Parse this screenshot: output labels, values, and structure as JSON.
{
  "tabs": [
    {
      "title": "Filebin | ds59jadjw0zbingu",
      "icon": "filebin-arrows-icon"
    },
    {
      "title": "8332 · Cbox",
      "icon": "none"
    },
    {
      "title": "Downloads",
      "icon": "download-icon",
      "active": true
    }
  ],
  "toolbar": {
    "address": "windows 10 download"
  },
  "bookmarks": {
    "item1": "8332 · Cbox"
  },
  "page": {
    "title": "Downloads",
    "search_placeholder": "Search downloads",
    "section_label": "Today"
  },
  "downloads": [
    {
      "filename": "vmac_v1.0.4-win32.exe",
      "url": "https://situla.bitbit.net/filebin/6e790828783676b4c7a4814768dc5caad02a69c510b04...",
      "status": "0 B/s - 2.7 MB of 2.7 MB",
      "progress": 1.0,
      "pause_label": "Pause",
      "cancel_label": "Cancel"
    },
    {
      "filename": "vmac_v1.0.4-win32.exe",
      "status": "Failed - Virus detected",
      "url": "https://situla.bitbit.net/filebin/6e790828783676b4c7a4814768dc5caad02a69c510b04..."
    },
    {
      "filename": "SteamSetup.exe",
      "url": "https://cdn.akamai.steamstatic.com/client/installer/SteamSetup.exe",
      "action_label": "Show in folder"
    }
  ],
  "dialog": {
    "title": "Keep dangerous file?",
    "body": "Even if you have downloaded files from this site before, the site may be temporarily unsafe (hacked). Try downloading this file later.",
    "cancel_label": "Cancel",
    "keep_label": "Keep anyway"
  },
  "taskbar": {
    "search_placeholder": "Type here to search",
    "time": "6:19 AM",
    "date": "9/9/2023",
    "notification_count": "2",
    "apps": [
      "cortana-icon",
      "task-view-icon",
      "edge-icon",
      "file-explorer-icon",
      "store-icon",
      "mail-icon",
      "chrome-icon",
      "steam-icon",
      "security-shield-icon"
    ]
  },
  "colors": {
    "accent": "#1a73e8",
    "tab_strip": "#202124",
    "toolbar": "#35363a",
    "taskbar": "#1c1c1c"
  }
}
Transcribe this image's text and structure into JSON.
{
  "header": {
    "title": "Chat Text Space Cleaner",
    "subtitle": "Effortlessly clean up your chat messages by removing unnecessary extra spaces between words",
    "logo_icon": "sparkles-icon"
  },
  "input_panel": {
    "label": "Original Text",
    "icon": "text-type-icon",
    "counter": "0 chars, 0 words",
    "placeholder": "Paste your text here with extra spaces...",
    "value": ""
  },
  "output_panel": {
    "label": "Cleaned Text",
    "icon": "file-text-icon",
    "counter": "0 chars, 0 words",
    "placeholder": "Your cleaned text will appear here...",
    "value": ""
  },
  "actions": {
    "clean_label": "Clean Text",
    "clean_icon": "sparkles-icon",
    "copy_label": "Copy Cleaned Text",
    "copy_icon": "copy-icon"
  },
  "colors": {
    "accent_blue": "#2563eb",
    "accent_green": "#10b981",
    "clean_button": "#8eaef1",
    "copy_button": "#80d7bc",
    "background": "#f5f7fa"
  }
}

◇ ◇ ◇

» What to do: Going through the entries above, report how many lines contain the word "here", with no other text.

» Answer below: 3